Bug Run is a fun and interactive iPad app to educate children and adults on the issue of Antibiotic Resistance
The Discipline of General Practice at NUI Galway have launched Bug Run, a free iPad app that combines a game and an educational video to educate children and adults on the issue of antibiotic resistance. Funded by the Health Research Board (HRB), the app has two parts; a game and an educational video. The game teaches children (4 – 10 years) about the importance of staying healthy and that taking antibiotics comes at a price. The accompanying short video developed for adults highlights the issue of antibiotic resistance and provides suggestions on how to discuss this with their General Practitioner.
Bug Run recently received the 2014 Crystal Clear MSD Health Literacy Award, which recognises and rewards excellence in health literacy in the healthcare sector. Bug Run received the award in the category ‘Best Project in General Practice’ for improving a patient’s understanding and help them take more responsibility in managing their health.
Antibiotic resistance is one of the biggest threats to patients’ safety in Europe because it can result in treatment failure of serious infections. To address the issue of antibiotic resistance it is important that antibiotics are used in the right way to secure their use in the future.
In the Bug Run game ‘Bob’, the character, runs through a school as fast as possible while avoiding bugs and staying healthy by picking up fruit and water. If he picks up too many bugs, he may need an antibiotic, but this comes at a price as Bob slows down. The key messages are that fruit and water will keep you healthy but if you do get a serious infection that can be treated with an antibiotic, taking an antibiotic can have side effects.
The video ‘Antibiotic Awareness’ is an educational animation for adults to learn about antibiotics and their side effects. In addition, the video encourages patients to talk to their GP about antibiotic and antibiotic resistance and discuss with their GP if they really need an antibiotic.
Speaking about Bug Run, Dr Akke Vellinga, NUI Galway, said: “The opportunity provided by the HRB to translate the complex message of antibiotic resistance in a fun way was a great challenge taken up by our team.
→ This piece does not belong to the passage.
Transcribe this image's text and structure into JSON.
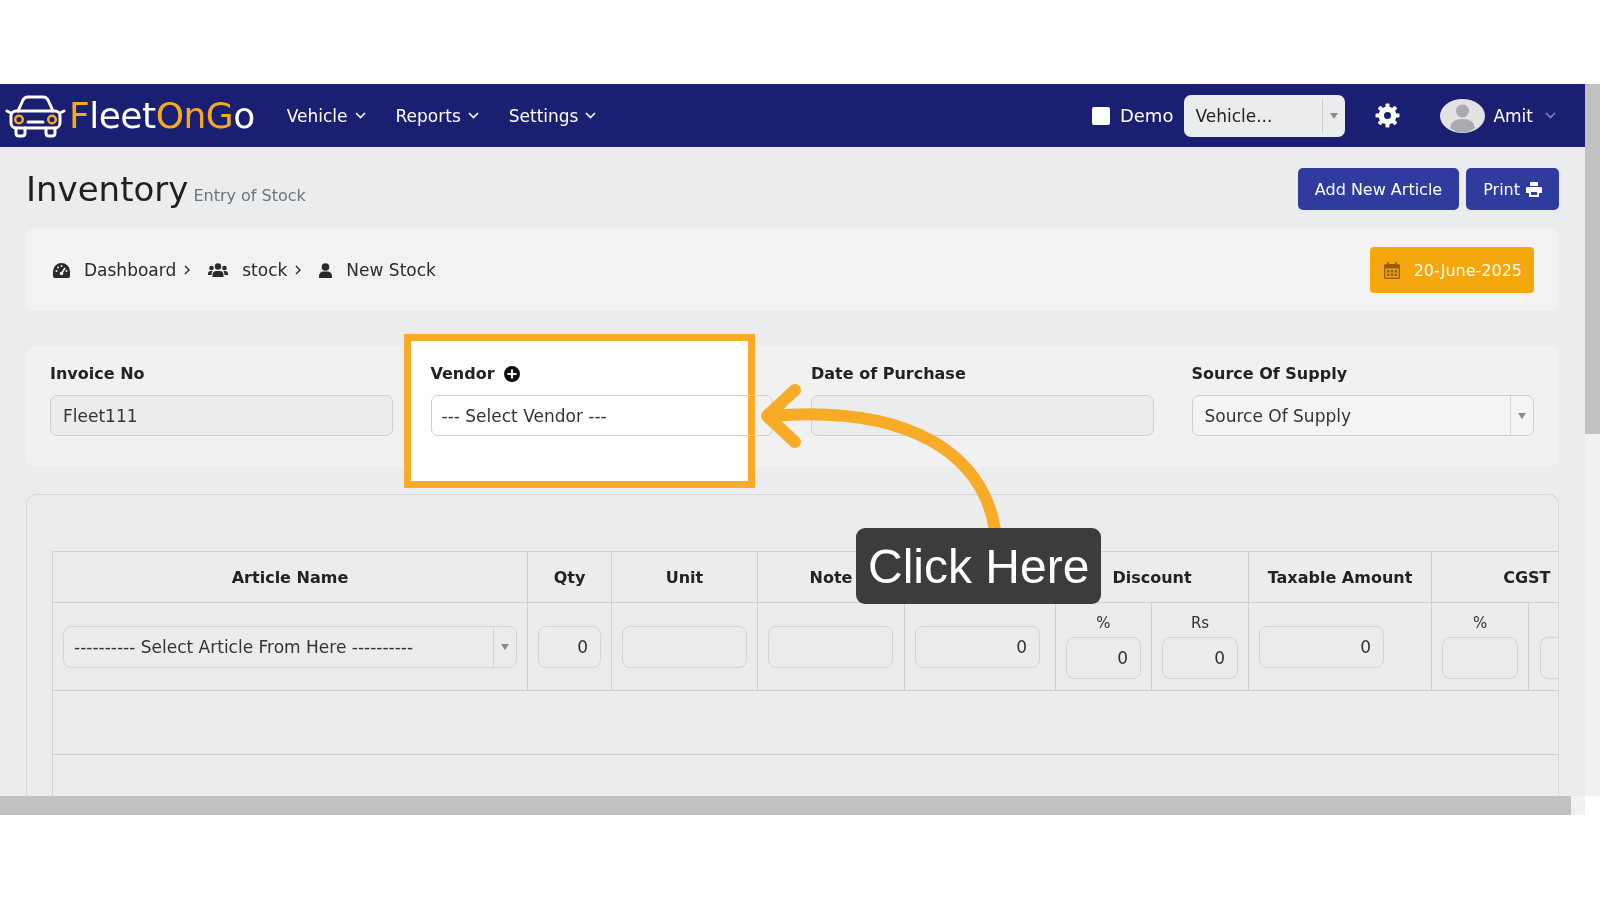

We hope this app will encourage a conversation about antibiotics between GP and patients.”
Bug Run School days has been piloted in 20 General Practices in Galway and Roscommon since last November as part of a larger research project the SIMPle study (www.nuigalway.ie/simple/). The SIMPle project is a collaborative project in which General Practice, Epidemiology, Marketing, Microbiology and Health Economics work together with GPs to improve their prescribing. The iPads with BugRun were installed in participating GP practices to support communication between GP and patient about the role of antibiotics.
Bug Run is free and can be downloaded from the App store to any iPad. Bug Run is for use in General Practices, schools, home and other learning environments https://itunes.apple.com/gb/app/bug-run-school-days/id860440510?mt=8
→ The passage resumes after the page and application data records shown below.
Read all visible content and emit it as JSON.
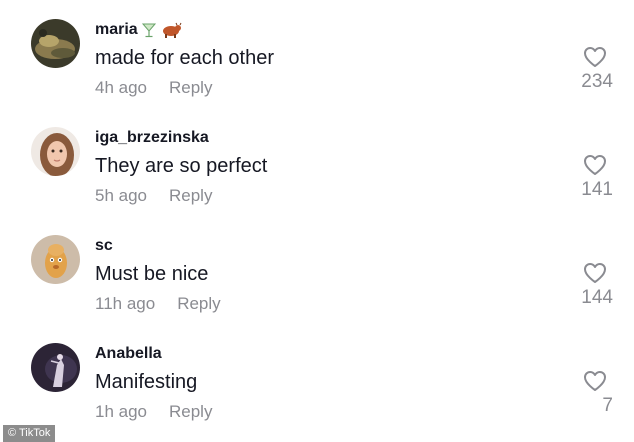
{
  "comments": [
    {
      "username": "maria",
      "text": "made for each other",
      "time": "4h ago",
      "reply": "Reply",
      "likes": "234"
    },
    {
      "username": "iga_brzezinska",
      "text": "They are so perfect",
      "time": "5h ago",
      "reply": "Reply",
      "likes": "141"
    },
    {
      "username": "sc",
      "text": "Must be nice",
      "time": "11h ago",
      "reply": "Reply",
      "likes": "144"
    },
    {
      "username": "Anabella",
      "text": "Manifesting",
      "time": "1h ago",
      "reply": "Reply",
      "likes": "7"
    }
  ],
  "username_emojis": [
    "cocktail-glass-emoji",
    "ox-emoji"
  ],
  "watermark": "© TikTok",
  "colors": {
    "text_primary": "#161823",
    "text_secondary": "#8a8b91",
    "background": "#ffffff"
  },
  "icons": {
    "like": "heart-outline-icon"
  }
}
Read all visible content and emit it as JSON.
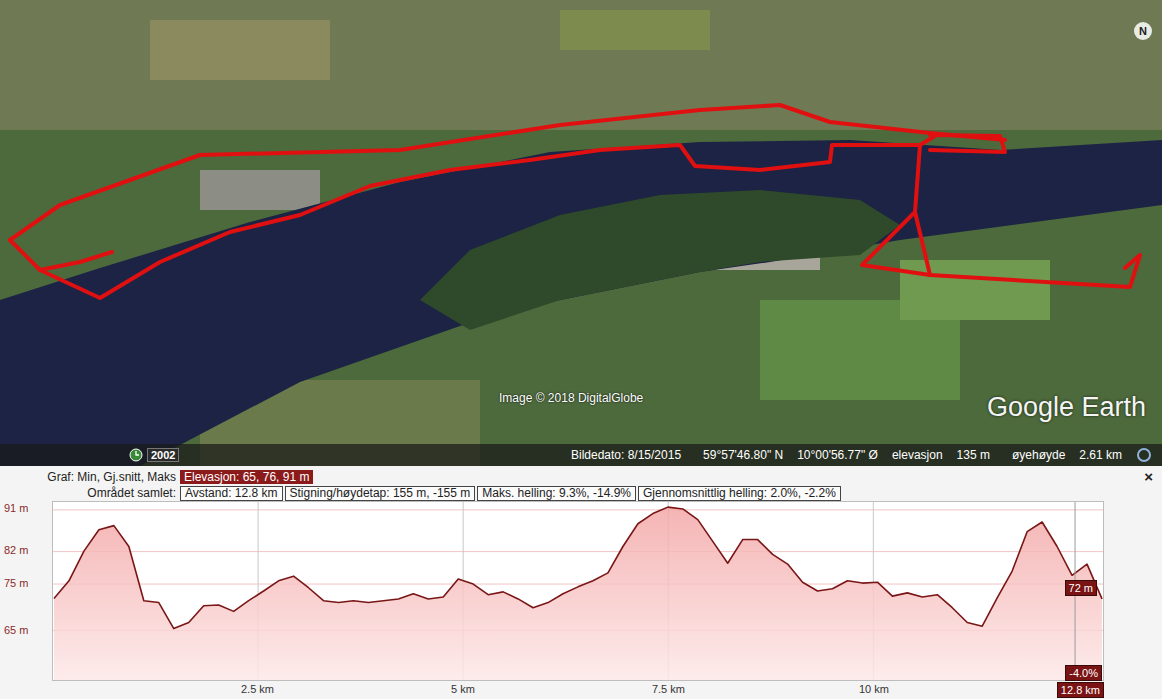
{
  "map": {
    "attribution": "Image © 2018 DigitalGlobe",
    "logo": "Google Earth",
    "compass": "N"
  },
  "status_bar": {
    "history_year": "2002",
    "image_date": "Bildedato: 8/15/2015",
    "latitude": "59°57'46.80\" N",
    "longitude": "10°00'56.77\" Ø",
    "elevation_label": "elevasjon",
    "elevation": "135 m",
    "eye_alt_label": "øyehøyde",
    "eye_alt": "2.61 km"
  },
  "profile": {
    "graph_label": "Graf: Min, Gj.snitt, Maks",
    "elevation_summary": "Elevasjon: 65, 76, 91 m",
    "area_label": "Området samlet:",
    "stats": [
      "Avstand: 12.8 km",
      "Stigning/høydetap: 155 m, -155 m",
      "Maks. helling: 9.3%, -14.9%",
      "Gjennomsnittlig helling: 2.0%, -2.2%"
    ],
    "close": "×"
  },
  "chart": {
    "y_ticks": [
      {
        "label": "91 m",
        "value": 91
      },
      {
        "label": "82 m",
        "value": 82
      },
      {
        "label": "75 m",
        "value": 75
      },
      {
        "label": "65 m",
        "value": 65
      }
    ],
    "x_ticks": [
      {
        "label": "2.5 km",
        "value": 2.5
      },
      {
        "label": "5 km",
        "value": 5
      },
      {
        "label": "7.5 km",
        "value": 7.5
      },
      {
        "label": "10 km",
        "value": 10
      }
    ],
    "x_max": 12.8,
    "series": [
      {
        "values": [
          71.9,
          75.7,
          82.1,
          86.7,
          87.6,
          83.1,
          71.4,
          71.0,
          65.4,
          66.7,
          70.3,
          70.5,
          69.1,
          71.4,
          73.5,
          75.7,
          76.7,
          74.2,
          71.4,
          71.0,
          71.4,
          71.0,
          71.4,
          71.8,
          72.9,
          71.8,
          72.2,
          76.1,
          75.0,
          72.7,
          73.3,
          71.8,
          69.9,
          71.0,
          72.9,
          74.4,
          75.7,
          77.4,
          83.1,
          88.0,
          90.2,
          91.6,
          91.2,
          88.9,
          84.2,
          79.5,
          84.6,
          84.6,
          81.4,
          79.3,
          75.4,
          73.5,
          74.0,
          75.7,
          75.2,
          75.4,
          72.4,
          73.1,
          72.2,
          72.7,
          69.9,
          66.7,
          65.9,
          72.0,
          77.8,
          86.3,
          88.4,
          83.1,
          76.9,
          79.3,
          71.8
        ]
      }
    ],
    "cursor": {
      "elevation": "72 m",
      "grade": "-4.0%",
      "distance": "12.8 km"
    }
  }
}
The research and concept of ‘Bug Run School Days’ iPad app were led by Dr Akke Vellinga from the Discipline of General Practice, School of Medicine at NUI Galway, along with Professor Andrew Murphy and Post Doctorate Fellows, Sinead Duane, Sandra Galvin and Aoife Callan. The funding for the Bug Run School Days project was obtained from a new initiative of the Health Research Board which promotes new approaches to knowledge exchange and education.
About the study
The development of Bug Run is part of a bigger research project, the SIMPle study: Supporting the Improvement and Management of Prescribing for urinary tract infection. In this study, Dr Vellinga and her team have integrated prescribing guidelines with the generic software package a GP uses on a daily basis when diagnosing patients and prescribing medicines.
General Practices involved in the SIMPle study, receive feedback on how they are prescribing, antibiotic resistance patterns, how their own practice is performing compared to practices, and they can also track the results and changes in prescribing patterns. The success of the SIMPle study is evaluated over the next months with a view to making all the materials available to all General Practices’ nationwide.
The research, development and implementation of the Apps and software projects were funded by the Health Research Board (HRB).